The effect of having Champions League money is transfomational. In 2017-18, Spurs’ TV revenues totalled £ 227 million, some £ 40 million more than Arsenal’s income from broadcasting. This was only part of the growth story for Spurs, whose total revenues amounted to £ 379 million compared to Arsenal’s £ 389 million. The gap has closed substantially between the two clubs – in 2016-17, Arsenal generated £ 419 million and Spurs £ 306 million.
Spurs’ residency at Wembley is key to this growth, in 2017-18, crowds for their home games averaged 70,642 – compared to around 32,000 in their last season at White Hart Lane. As a result, matchday income rose from £ 45 to £ 75 million, still behind Arsenal’s £ 99 million, but a positive story. Commercially, Spurs’ income totalled £ 103 million, comparable to Arsenal’s £ 107 million.
Whereas Arsenal’s revenue trend is very consistent over the past five years, Spurs have experienced dramatic momentum.
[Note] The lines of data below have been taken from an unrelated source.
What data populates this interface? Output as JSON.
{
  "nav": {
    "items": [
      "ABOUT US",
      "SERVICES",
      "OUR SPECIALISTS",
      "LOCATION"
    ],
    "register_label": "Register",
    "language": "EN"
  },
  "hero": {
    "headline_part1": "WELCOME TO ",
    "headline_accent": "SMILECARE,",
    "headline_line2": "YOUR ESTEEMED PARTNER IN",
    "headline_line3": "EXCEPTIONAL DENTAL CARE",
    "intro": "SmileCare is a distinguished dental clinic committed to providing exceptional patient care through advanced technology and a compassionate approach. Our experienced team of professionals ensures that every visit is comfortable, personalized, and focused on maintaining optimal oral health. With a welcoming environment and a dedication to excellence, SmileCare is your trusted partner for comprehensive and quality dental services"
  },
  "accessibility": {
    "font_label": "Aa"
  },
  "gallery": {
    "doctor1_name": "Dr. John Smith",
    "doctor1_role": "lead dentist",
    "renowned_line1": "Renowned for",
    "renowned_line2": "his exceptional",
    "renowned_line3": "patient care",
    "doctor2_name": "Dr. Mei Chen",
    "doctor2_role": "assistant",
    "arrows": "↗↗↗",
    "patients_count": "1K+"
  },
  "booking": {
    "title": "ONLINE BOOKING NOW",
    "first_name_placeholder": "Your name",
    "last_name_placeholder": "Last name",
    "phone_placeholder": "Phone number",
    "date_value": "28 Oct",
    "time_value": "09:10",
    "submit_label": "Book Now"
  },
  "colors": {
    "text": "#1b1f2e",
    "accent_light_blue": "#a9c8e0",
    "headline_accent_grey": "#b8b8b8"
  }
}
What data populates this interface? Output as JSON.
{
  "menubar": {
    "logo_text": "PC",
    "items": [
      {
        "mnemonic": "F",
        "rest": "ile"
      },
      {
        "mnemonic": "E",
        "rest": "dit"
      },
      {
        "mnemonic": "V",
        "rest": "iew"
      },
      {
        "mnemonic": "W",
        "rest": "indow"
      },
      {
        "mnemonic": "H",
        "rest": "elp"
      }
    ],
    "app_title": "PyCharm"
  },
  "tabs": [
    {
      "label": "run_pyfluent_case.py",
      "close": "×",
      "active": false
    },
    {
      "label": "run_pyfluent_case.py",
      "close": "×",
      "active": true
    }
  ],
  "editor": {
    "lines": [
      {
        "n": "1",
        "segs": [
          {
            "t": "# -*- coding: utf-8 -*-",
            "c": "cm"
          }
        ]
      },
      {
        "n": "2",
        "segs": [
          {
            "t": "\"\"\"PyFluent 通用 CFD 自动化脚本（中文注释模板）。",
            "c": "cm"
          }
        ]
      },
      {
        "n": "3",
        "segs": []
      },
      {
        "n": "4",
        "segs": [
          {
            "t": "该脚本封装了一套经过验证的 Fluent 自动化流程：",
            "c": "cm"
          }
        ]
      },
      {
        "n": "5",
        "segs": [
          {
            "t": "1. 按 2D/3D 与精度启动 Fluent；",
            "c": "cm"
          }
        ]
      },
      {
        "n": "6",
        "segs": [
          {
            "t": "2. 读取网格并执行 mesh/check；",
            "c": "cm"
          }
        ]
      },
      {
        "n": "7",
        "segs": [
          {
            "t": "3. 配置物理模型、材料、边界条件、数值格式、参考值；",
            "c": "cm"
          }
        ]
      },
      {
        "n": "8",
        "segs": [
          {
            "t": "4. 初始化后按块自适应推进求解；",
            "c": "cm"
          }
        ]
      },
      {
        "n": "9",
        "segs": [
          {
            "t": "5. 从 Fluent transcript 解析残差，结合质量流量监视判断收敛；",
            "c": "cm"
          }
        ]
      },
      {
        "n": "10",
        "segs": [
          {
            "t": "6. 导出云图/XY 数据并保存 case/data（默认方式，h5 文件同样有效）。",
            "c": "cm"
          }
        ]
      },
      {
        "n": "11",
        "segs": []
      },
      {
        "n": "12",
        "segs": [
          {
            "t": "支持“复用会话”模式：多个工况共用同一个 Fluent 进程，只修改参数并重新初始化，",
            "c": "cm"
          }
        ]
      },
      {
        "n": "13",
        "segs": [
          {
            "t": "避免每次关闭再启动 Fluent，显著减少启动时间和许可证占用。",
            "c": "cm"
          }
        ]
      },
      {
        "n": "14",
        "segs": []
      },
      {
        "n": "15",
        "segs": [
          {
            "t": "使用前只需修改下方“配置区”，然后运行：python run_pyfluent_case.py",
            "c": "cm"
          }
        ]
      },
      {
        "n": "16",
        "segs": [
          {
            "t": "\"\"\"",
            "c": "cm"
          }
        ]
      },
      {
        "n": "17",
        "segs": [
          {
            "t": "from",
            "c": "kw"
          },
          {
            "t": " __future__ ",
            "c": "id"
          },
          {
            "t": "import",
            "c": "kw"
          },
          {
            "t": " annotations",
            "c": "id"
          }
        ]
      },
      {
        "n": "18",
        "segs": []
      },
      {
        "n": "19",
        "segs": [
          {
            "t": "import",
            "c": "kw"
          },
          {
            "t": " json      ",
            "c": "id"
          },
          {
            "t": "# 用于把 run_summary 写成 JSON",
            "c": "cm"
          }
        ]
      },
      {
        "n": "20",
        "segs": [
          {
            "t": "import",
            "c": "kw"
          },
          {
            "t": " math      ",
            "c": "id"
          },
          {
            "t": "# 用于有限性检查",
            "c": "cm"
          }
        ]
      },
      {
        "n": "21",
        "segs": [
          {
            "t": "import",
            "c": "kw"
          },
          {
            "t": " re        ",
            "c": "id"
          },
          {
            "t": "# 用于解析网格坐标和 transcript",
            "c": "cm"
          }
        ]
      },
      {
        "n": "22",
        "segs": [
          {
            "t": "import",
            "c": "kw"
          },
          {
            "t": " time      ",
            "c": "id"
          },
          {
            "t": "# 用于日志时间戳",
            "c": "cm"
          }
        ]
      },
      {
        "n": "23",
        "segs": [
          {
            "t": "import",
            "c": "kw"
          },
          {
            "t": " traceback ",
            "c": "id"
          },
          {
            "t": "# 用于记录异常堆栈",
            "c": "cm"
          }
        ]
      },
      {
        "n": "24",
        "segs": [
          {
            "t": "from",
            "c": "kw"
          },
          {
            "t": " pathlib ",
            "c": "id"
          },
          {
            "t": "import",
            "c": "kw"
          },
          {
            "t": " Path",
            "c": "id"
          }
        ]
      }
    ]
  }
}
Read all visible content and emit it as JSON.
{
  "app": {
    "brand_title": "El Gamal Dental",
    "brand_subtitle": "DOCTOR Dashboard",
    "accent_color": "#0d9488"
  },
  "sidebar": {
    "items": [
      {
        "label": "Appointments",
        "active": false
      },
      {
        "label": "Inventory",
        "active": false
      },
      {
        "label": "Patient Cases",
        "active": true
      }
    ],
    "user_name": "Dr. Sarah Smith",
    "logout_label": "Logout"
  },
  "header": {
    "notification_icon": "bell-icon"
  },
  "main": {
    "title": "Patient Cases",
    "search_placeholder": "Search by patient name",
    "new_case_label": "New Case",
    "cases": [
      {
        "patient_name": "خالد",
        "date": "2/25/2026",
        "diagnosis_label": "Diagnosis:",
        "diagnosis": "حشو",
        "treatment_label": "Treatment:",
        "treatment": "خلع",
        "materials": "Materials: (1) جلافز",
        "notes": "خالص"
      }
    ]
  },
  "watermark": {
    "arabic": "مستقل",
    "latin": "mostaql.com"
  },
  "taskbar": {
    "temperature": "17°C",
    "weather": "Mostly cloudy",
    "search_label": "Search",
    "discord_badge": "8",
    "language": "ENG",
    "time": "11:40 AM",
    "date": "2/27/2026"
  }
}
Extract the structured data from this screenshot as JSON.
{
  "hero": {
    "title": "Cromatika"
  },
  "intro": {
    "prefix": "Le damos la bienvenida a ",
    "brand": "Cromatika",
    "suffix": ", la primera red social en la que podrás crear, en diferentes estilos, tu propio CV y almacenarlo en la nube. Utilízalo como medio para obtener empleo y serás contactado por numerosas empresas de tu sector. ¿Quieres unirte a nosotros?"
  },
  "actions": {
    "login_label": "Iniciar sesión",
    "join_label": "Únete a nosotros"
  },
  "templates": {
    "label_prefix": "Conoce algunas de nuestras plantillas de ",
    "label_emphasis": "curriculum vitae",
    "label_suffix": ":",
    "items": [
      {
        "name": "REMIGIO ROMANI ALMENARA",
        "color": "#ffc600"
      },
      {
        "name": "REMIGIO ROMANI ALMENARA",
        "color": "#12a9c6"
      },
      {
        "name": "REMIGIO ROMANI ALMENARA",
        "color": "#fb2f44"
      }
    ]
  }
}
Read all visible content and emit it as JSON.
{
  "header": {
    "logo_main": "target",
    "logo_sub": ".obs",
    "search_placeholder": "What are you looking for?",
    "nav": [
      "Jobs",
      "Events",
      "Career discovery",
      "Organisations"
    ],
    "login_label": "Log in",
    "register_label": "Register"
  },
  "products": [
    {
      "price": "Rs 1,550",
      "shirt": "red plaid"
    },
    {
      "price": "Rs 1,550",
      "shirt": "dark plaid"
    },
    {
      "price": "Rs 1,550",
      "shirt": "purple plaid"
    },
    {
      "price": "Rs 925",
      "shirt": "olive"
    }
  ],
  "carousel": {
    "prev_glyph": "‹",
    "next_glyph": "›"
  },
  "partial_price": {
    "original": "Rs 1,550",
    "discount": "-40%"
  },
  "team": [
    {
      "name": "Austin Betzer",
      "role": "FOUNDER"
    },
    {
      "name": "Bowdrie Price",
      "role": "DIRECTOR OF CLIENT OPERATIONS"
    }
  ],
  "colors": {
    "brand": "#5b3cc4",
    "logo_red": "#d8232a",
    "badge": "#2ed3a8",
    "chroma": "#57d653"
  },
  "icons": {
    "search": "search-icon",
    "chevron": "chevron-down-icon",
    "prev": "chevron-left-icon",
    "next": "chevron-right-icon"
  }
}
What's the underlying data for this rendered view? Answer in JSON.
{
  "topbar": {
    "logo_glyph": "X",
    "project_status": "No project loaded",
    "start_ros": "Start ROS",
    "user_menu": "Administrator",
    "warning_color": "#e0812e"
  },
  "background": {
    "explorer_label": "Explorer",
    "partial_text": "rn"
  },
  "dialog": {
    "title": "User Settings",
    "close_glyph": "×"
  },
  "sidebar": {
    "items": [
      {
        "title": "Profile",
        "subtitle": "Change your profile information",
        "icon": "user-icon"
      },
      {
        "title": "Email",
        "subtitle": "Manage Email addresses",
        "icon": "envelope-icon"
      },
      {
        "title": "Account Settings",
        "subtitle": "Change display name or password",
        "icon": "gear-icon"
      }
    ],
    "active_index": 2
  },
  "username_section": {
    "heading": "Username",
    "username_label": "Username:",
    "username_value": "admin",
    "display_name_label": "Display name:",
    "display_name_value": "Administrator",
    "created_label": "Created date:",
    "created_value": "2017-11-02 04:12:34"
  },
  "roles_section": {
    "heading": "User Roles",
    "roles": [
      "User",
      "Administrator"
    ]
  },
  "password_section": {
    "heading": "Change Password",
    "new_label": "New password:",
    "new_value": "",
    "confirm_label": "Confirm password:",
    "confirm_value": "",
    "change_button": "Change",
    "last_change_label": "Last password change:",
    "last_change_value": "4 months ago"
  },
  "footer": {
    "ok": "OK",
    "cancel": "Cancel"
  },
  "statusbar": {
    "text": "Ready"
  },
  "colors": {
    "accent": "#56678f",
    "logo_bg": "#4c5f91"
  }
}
In 2013-14, their total income was £ 180 million but it has doubled in the last five seasons, a reflection of the club’s growing international profile and elevation to contender status. Arsenal’s revenues have gone from £ 300 million to £ 389 million in this period.
The rise of Spurs can also be attributed to their batch of young English players, something that Arsenal once enjoyed. With England having something of a mini-revival, players like Harry Kane, Dele Alli and Eric Dier have become popular nation-wide and generally, Spurs have acquired a reputation for developing and encouraging home-grown talent. By contrast, Arsenal have consolidated their position as a club that scours Europe and beyond for their players. This was underlined by the composition of England’s World Cup squad for Russia – five from Spurs and one from Arsenal. In addition, Tottenham had twice as many players across all countries at the World Cup than Arsenal (12 versus six), with three from third-placed Belgium as well as the England quintet.
The status of Spurs’ squad is reflected in estimations of transfer values – according to CIES Football Observatory, Harry Kane is ranked the fifth most valuable player at € 151 million. Dele Alli is ranked 15that € 101 million. Arsenal’s highest valued player is Pierre-Emerick Aubameyang – € 68 million.
Overall, Spurs are considered to have the most valuable squad out of the two clubs – Soccerex, in its Football Finance 100 (which Game of the People provided editorial), valued it at € 830 million compared to the € 554 million calculation of Arsenal’s playing resources. The landscape could change, however, if Spurs fail to hold onto their prized assets, which becomes more likely with each trophy-less season. Furthermore, the balance could be upset if they also lose their highly-coveted manager. As for Arsenal, the jury is still out with regards to the appointment of Unai Emery, who started well but has seen his team assume a similar role to the latter days of Wenger – chasing a Champions League spot to avoid the Europa.
It is remarkable how similar the two clubs are, though, in terms of items like tangible assets and cash reserves. Spurs may be saddled with more debt at the moment, but that is undoubtedly attributable to the new stadium.
Stability is a rare commodity in football, but both Arsenal and Tottenham Hotspur have been far more settled than drama-driven Chelsea, their rivals across London. Arsenal are now owned by Stan Kroenke and there have been concerns that he will adopt a US-style approach to the management of the club. As a business, Arsenal has been very successful, run on relatively prudent lines. Tottenham are little different in that direction.
Tottenham will move into their impressive new stadium in the next few months. Already this new construction has been used as a form of one-upmanship – the capacity will be 62,062 which exceeds the 60,260 of the Emirates. 1-0 to the Spurs, as they say.